Mandel Charles Sprachman was born in Toronto on January 15, 1925. His father, Abraham Sprachman, was a partner in the architectural firm Kaplan and Sprachman, noted theatre architects who designed between seventy and eighty percent of all movie theatres in Canada between 1919 and 1950.
Mandel Sprachman graduated from the University of Toronto School of Architecture in 1953. After working for one year in Stockholm as a draughtsman, he returned to Toronto and joined his father’s firm. In 1958, Sprachman established his own architectural practice.
From early to mid-career, Sprachman practised with Marvin Giller. Although it was a full partnership, Sprachman held controlling interest in the firm. Like his father Abraham, Mandel Sprachman also specialized in cinemas and theatres throughout his career, culminating in the award-winning restoration of the Elgin and Winter Garden Theatre in the 1980s. Mandel Sprachman died in Toronto on February 11, 2002.
The records of Sprachman’s architectural practice were acquired by the City of Toronto Archives in late 2002, consisting of approximately 70 metres of textual, photographic and architectural records and 500 rolls of architectural drawings, dating from the 1950s to the 1990s.
These records are rich in evidential and informational value. They document the many facets of architectural design and implementation. The degree of completeness of the documentation for most of these projects, especially the larger ones, is notable.
A significant amount of material, perhaps as much as one-third of the acquisition, is associated with what many consider to be Sprachman’s crowning achievement as an architect, the restoration of the Elgin and Winter Garden Theatre, 1985–1989. Of the remaining material, close to half of it relates to other cinema and theatre-related projects in the greater Toronto area. These include restorations and renovations to existing structures, plus the construction of new ones.

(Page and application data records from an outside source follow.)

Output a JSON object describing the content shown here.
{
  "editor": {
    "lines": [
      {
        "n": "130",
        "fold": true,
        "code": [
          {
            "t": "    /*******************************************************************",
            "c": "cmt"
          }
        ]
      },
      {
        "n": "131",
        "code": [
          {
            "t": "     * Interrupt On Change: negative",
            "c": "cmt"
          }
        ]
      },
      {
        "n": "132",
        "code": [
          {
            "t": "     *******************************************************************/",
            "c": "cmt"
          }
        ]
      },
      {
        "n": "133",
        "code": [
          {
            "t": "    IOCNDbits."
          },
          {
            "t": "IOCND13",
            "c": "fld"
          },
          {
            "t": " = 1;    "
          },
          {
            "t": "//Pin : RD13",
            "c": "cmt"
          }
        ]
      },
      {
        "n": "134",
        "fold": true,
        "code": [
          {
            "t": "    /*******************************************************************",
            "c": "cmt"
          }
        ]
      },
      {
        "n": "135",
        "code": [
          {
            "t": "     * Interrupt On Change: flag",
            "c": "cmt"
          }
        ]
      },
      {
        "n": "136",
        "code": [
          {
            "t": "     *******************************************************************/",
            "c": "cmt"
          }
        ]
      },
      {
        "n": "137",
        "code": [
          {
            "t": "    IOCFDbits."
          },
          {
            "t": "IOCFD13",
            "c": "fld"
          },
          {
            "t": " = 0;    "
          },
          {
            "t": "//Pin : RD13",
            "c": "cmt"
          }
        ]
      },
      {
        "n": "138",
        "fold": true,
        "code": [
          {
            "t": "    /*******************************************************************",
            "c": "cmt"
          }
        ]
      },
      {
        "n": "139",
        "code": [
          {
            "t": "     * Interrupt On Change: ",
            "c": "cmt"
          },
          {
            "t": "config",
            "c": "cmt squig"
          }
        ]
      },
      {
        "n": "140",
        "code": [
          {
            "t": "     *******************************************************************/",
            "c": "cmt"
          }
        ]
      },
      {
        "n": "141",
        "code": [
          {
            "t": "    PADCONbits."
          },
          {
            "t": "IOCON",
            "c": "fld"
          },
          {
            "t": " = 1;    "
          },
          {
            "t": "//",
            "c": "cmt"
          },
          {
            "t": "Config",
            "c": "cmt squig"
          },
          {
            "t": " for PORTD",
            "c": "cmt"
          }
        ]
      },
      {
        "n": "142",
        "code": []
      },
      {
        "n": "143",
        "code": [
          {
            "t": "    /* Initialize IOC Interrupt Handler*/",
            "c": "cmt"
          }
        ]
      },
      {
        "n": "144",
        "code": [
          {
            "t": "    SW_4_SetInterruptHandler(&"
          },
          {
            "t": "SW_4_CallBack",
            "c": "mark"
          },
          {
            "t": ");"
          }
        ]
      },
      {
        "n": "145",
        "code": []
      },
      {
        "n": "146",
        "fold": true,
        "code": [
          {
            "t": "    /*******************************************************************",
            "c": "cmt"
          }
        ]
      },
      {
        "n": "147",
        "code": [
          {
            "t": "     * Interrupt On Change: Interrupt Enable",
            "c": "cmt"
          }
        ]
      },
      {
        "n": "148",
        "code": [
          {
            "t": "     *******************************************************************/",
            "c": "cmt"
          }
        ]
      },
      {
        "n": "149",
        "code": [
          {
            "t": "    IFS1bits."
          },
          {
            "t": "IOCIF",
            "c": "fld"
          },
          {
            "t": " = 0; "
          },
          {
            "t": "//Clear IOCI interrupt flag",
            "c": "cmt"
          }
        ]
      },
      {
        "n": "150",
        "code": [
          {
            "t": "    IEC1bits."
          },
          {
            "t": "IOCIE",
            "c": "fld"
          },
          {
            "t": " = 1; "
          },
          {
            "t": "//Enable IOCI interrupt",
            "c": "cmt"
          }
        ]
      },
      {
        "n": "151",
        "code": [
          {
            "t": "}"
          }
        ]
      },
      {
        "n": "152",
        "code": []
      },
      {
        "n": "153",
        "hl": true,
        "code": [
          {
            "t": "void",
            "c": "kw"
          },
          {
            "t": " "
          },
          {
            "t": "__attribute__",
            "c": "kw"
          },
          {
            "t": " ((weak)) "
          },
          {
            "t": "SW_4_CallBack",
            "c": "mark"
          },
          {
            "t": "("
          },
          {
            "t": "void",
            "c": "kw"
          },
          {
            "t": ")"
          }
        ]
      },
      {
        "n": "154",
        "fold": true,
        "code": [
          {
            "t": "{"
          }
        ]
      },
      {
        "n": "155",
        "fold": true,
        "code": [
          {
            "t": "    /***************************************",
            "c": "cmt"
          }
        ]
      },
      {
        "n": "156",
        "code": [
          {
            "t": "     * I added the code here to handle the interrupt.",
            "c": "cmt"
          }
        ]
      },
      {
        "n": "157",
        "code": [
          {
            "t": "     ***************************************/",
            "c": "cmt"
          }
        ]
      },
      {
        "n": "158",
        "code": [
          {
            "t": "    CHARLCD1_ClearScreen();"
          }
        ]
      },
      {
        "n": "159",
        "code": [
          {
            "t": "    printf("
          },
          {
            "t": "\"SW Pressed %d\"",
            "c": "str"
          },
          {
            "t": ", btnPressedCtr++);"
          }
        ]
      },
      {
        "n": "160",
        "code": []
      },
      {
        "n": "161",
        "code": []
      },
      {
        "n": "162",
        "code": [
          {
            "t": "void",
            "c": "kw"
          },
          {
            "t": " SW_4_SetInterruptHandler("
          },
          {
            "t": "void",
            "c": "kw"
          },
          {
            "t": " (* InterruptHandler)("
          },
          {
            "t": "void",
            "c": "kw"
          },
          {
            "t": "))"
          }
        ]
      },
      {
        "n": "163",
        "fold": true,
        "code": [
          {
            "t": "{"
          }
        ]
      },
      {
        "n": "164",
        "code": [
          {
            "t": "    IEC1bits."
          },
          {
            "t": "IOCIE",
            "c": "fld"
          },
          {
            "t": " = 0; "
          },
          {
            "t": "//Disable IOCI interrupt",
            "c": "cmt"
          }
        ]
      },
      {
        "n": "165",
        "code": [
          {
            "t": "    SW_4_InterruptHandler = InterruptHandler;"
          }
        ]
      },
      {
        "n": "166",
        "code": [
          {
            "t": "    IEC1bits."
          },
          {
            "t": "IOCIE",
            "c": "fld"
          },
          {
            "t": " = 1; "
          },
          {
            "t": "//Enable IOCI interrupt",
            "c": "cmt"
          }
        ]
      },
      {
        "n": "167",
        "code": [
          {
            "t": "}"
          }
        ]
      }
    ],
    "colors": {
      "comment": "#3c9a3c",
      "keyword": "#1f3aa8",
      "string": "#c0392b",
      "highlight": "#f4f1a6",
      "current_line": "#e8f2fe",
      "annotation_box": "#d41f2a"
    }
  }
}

Given Sprachman’s central role in the restoration of historical theatres and his prominence as an innovator of new cinema and theatre formats, these records will be of special interest to anyone interested in the history and architecture of Toronto’s theatres and cinemas.